Sunday, November 28, 2010

The 7 Music Marketing Commandments

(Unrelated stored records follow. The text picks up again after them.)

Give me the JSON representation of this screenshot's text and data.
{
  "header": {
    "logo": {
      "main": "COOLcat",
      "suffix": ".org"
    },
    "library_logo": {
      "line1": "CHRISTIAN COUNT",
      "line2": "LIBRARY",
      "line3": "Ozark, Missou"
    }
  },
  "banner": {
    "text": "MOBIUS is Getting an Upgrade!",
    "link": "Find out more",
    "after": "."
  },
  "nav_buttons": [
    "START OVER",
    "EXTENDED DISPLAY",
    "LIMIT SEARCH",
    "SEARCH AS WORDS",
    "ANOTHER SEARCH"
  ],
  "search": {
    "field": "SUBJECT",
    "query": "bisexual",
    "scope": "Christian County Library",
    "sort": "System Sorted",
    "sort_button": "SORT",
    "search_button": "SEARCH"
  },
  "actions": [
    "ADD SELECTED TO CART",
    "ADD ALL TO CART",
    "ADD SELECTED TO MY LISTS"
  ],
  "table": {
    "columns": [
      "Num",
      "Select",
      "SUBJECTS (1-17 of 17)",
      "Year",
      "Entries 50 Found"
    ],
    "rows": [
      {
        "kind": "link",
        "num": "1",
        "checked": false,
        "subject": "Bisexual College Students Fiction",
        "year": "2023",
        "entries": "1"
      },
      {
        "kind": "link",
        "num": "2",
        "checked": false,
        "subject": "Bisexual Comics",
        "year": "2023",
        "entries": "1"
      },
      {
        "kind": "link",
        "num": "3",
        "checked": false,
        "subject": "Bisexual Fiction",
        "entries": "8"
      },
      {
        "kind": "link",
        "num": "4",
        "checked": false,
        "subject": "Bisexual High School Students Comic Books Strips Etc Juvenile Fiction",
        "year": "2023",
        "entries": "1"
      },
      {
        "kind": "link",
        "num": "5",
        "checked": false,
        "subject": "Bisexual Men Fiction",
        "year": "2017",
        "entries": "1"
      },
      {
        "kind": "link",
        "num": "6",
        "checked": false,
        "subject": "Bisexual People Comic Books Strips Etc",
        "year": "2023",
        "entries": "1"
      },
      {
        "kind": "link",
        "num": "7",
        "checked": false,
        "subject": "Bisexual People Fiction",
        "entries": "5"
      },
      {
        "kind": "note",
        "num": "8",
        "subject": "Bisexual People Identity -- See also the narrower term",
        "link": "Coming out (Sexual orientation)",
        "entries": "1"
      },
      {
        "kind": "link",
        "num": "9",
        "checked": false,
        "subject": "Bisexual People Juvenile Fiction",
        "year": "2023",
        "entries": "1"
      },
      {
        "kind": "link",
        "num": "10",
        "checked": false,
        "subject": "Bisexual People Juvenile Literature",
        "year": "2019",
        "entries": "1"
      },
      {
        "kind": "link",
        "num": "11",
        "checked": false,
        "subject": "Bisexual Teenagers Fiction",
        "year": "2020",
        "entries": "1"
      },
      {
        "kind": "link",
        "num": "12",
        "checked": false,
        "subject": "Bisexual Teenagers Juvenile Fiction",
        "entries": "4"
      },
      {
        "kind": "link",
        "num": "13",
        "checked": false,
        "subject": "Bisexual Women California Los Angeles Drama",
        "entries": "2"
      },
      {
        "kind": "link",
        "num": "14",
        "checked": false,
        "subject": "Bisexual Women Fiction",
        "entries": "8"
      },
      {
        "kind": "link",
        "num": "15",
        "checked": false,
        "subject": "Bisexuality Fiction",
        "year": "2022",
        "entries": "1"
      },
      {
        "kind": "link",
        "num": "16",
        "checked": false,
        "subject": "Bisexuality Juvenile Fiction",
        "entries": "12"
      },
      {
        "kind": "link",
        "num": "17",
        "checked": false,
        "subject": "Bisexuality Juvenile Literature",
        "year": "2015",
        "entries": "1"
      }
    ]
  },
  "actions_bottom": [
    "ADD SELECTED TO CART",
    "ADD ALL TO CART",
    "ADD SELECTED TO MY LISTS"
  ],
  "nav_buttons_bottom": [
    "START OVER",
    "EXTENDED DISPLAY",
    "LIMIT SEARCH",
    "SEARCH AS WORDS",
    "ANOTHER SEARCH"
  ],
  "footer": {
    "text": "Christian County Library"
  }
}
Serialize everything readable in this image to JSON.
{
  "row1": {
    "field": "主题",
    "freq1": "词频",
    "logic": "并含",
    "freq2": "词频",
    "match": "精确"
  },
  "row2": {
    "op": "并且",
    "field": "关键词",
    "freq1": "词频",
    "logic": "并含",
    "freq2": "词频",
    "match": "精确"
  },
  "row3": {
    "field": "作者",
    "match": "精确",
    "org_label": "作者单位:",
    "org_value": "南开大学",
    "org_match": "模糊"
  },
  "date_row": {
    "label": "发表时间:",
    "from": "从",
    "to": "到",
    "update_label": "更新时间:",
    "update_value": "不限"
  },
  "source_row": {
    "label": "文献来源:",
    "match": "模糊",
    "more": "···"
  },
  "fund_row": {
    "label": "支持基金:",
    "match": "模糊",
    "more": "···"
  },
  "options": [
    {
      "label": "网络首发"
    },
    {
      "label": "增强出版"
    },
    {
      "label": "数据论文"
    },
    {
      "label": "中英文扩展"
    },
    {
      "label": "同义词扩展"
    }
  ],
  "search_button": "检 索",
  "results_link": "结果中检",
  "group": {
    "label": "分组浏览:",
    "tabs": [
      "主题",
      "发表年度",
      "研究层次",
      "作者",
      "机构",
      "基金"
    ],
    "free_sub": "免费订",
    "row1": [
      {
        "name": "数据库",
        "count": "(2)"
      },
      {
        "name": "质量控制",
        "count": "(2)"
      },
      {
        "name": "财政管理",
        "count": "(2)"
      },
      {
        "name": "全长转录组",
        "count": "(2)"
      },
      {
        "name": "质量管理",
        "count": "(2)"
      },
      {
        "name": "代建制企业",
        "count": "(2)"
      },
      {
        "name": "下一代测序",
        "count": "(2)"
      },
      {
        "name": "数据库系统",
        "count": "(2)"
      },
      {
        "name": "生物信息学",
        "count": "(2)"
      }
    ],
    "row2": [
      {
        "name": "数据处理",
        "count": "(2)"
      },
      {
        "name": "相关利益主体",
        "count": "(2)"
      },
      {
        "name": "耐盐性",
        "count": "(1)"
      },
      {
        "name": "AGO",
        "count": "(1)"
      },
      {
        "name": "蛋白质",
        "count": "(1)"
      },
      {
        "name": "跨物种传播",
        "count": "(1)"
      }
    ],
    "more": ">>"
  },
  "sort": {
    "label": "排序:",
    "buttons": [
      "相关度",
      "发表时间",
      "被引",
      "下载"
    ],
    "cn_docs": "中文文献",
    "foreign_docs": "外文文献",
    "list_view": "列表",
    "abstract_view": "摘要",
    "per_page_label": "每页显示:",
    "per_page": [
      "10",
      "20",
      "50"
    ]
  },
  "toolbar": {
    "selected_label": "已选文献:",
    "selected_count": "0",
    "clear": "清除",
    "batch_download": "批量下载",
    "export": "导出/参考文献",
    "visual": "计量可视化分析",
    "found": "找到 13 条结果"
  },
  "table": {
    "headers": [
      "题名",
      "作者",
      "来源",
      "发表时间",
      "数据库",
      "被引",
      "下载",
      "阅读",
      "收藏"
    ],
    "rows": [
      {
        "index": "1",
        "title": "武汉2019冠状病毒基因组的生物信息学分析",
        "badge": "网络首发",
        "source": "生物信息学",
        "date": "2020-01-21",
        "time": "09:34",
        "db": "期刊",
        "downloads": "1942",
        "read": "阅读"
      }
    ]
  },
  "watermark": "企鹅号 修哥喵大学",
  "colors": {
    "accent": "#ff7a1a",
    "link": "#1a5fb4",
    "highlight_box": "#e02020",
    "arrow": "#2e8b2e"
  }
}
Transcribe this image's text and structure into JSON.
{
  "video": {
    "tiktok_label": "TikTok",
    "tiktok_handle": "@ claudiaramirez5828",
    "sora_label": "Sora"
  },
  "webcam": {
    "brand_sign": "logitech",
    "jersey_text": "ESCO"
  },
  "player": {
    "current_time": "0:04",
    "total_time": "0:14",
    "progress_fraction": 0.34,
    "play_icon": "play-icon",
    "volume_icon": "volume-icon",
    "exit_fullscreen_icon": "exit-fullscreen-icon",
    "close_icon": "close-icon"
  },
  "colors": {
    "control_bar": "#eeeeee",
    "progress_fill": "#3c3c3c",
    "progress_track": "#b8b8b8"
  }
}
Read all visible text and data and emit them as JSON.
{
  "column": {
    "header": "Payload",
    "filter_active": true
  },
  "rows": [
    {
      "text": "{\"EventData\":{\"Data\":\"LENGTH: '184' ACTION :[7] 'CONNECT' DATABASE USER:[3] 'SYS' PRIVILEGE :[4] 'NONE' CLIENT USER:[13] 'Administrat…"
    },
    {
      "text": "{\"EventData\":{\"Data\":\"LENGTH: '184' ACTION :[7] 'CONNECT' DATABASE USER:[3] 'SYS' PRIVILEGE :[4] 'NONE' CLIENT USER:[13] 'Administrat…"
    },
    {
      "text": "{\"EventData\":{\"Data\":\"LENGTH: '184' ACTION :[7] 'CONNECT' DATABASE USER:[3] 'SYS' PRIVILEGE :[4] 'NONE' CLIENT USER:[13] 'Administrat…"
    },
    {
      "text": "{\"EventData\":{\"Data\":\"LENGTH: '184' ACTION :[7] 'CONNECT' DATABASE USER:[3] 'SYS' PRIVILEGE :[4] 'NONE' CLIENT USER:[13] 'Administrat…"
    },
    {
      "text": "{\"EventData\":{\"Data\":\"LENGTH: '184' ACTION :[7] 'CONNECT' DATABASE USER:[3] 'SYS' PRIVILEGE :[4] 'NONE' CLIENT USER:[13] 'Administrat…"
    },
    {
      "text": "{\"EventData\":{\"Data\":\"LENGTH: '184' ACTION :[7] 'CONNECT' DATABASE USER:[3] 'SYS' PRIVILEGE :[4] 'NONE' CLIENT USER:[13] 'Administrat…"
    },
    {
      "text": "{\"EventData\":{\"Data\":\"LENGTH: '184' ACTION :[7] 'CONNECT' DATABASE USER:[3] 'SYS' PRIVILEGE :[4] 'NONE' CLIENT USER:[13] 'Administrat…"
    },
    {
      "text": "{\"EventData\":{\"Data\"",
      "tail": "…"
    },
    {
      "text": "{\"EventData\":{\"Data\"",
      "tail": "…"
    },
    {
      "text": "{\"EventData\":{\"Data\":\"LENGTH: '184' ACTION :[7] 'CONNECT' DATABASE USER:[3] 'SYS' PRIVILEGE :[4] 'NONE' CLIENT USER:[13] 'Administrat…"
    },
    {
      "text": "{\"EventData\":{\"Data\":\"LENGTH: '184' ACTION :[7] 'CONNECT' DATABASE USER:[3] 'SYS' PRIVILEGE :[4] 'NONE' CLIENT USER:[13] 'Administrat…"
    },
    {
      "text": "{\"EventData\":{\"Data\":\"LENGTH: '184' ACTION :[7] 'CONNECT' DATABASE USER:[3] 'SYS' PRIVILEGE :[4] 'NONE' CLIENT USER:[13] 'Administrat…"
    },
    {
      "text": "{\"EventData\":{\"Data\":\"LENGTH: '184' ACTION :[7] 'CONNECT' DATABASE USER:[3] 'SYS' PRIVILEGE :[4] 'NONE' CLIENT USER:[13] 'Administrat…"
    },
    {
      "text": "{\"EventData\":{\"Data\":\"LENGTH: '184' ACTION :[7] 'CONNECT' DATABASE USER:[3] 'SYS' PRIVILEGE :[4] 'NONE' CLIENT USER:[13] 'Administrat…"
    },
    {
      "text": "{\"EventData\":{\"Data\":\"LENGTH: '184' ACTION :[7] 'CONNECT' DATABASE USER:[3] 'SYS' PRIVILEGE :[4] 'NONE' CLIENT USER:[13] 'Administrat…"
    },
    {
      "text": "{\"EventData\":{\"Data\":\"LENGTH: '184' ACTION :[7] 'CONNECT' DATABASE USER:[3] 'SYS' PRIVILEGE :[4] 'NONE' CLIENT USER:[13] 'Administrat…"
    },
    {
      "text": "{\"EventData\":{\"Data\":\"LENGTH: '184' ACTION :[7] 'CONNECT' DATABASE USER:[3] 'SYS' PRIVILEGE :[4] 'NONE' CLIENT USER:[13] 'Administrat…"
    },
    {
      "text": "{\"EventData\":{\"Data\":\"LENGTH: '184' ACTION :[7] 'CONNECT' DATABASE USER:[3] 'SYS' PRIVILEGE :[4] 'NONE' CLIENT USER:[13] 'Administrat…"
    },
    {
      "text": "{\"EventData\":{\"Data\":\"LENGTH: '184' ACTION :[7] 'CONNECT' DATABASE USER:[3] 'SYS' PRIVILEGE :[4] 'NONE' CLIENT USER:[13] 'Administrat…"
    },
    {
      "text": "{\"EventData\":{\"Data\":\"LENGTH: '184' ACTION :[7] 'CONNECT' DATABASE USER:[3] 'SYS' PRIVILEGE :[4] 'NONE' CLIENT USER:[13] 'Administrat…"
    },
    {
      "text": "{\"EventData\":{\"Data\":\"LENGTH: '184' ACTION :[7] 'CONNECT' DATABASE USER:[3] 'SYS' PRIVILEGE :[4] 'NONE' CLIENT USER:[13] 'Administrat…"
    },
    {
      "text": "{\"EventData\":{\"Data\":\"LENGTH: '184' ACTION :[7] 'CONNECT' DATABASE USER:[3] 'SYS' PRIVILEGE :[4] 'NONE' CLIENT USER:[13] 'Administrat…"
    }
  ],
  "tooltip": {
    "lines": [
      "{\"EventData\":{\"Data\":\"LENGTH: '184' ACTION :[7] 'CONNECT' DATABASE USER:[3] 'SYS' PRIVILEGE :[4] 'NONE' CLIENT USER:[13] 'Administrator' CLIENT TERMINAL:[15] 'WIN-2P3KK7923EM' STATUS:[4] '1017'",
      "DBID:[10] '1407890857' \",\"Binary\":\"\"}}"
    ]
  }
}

1. Focus on building your audience.
2. Fans are key. An opening slot for the big name, a random appearance at a show for a different demographic, is close to a waste of time.
3. Don’t keep hawking your CD. Sell your music! Acts think if they deliver a CD, they’ve made a dent. No you haven’t, the gatekeepers in media just throw them away, they certainly don’t listen to them. How do you get someone to really check out your music? By making it readily available online!
4. Criticism is irrelevant, only sales figures count. It does not matter what the media says about your music, only the fans.
5. Reviews only matter if they’re in a place your fans read them. Jam band aficionados might check you out (online!) after reading about you in “Relix”, if you’re an indie act, Pitchfork means something, but the review in the paper…who is that for? That’s just a mash note from your publicist, justifying his fee, no music fan gets turned on to music by the newspaper. That’s like advertising drag racing in a sailing magazine, birth control in “Highlights”…huh? As for live concert reviews…they never send a fan to give his take, so why should the review matter? (And if you want to reach the aged audience that still reads the newspaper, you might as well advertise in “AARP”.)
6. Marketing is secondary to music. Old wavers would like to say it’s the reverse, point to Ke$ha and other flavors of the moment, saying they have the power to build stars. That’s an old media circle jerk. Fewer people are paying attention, fewer people are buying the music, almost no one wants to see these acts live and there’s no longevity. This is just the dying gasp of an old system. Yes, there will always be Justin Biebers, teen phenoms, but beneath a very thin veneer of ubiquitous stars there’s a vast wasteland. You’re better off building from the ground up, brick by brick, your goal is to get to the middle, to sustain a career.
7. Publicity makes you happy, makes you think you’re accomplishing something, but unless you reach the core audience, it’s worthless. Believe me, this “Fast Company” piece is not for Carolla’s audience, it’s for his advertisers, potential ones, at best. If you get off on seeing your name in print, if you want to do interviews, go for it. But the odds of dividends are frightening low. Because most people don’t care. And if they do, its not for long. Don’t forget, reality TV is about making fun of those featured. That’s what television is now. Credible acts stay off! Hell, who wants to go on Letterman, be pre-interviewed, tell a funny story from growing up and look like an idiot? It’s about him, not you!
This is an excerpt from an article on Bob Lefsetz’s blog. He’s gives it to you straight when it comes to his opinions about the music biz. Subscribing to his blog will definitely make you wiser

No comments:

Post a Comment